The same can be said for entry-level positions, because Hollywood simply drops many characters into their careers in what often becomes a plot point. The reality is that a new firefighter or EMT will rarely see major action without extensive training. Some police officers never make it to a homicide department or become a detective, but Hollywood makes those jobs seem easily attainable.
Becoming a Public Administration Professional
Despite what Hollywood portrays, there is a process to entering the field of public administration. “Every field is different,” Dr. Skertich explains. “If you’re looking into parks and recreation management, there’s a different entry there than there would be for the police department.”
Becoming a Police Officer
There are several paths to becoming a police officer, but here are some of the details of a common path taken.
Step 1: Complete Your Education
A college degree is attractive to police departments and sometimes a legal requirement for employment. A degree in public administration can help you gain the knowledge and skills needed to begin your career in law enforcement.
Step 2: Submit an Application
Completing an application formally enters you into the pool of eligible candidates for police openings. Depending on the need for officers, you may be immediately moved into a training program or placed on a waitlist.
Step 3: Complete Psychological and Fitness Testing

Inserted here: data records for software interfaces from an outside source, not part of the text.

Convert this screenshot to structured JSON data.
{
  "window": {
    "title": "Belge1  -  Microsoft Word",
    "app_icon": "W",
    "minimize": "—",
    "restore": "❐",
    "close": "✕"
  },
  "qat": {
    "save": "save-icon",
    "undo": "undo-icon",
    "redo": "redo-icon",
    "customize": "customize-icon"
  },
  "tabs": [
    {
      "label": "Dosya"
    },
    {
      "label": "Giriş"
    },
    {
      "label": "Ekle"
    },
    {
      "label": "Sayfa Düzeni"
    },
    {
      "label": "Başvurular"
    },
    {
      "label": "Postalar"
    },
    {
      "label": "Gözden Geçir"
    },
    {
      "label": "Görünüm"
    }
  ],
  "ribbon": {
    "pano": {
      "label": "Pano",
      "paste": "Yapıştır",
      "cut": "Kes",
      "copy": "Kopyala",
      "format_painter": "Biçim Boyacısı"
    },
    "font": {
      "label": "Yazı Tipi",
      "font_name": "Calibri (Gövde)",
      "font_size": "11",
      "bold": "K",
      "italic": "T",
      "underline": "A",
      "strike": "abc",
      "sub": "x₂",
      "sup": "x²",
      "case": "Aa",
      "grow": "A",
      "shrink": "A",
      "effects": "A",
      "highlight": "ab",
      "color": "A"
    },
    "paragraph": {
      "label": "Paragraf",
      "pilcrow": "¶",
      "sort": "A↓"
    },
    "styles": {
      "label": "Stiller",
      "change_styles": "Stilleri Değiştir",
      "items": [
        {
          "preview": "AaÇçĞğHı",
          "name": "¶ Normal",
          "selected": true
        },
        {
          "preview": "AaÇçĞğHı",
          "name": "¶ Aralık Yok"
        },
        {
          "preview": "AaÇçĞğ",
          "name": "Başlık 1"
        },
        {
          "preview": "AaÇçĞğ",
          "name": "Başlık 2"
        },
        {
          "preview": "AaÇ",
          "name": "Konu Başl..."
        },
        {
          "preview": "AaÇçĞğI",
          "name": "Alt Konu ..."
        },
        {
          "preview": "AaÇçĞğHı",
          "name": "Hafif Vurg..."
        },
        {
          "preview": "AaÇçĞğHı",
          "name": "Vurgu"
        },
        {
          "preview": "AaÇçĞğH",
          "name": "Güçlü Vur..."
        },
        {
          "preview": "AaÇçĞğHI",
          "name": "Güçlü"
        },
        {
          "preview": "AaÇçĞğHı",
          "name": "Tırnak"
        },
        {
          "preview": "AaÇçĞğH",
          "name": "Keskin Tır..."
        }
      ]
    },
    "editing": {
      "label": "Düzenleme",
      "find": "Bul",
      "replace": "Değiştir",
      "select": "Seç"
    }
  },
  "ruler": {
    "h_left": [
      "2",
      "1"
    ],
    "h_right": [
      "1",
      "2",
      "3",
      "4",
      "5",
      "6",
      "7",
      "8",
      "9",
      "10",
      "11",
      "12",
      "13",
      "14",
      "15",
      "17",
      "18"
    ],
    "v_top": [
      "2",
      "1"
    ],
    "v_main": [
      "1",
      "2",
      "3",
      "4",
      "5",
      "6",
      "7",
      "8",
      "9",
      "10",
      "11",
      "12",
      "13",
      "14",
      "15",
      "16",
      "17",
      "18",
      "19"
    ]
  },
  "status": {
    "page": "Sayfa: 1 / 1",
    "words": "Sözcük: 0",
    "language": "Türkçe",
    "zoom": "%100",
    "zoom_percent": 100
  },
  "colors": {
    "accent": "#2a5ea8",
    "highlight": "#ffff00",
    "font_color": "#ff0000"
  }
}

Most police application processes involve testing the mind and body in several ways. To ensure you are physically prepared for the job, you will undergo psychological screenings and lie detector tests. Physical tests will show whether you are healthy enough to work as an officer.
Step 4: Enter a Police Academy
Accepted applicants then enter a rigorous training program in a police academy. This training typically lasts 12-14 weeks and combines classroom work with physical training. In these courses, potential officers learn the ins and outs of being a police officer, including civil rights, self-defense and firearm usage.
Step 5: Join the Force
After completing the training academy, you will be prepared for a job as a police officer. You will either apply or be assigned to a department and begin your career. This step is akin to the traditional hiring process because an interview is likely required.
Becoming a Firefighter
There is a similar process for becoming a firefighter, with academy training and an extensive interview being a large part of the process.
“Some departments want you to already be trained and certified as a firefighter,” adds Dr. Skertich. “And in others, everybody starts as a basic recruit.”
Becoming an EMS Professional
Although EMS applicants focus more on mastering the medical knowledge needed to quickly treat patients in emergency situations, they must undergo extensive training before being certified and beginning their careers. “Most EMS agencies are not going to hire and train you,” Dr. Skertich says. “You have to already be certified.”
There are different kinds of training, as paramedics and EMTs require different levels of education and certification. Upon earning these certifications, you are free to apply for a job in an EMS department.
Behind the Façade of Hollywood
Television shows and movies offer an unrealistic spin on what public administration professionals do. Job duties deemed not entertaining are truly important and demonstrate how important these public servants are to our daily lives. With the right education, you can pursue a career in the public administration field. Point Park University offers six online programs in public administration, with specializations that lead to careers in police, fire service and EMS work.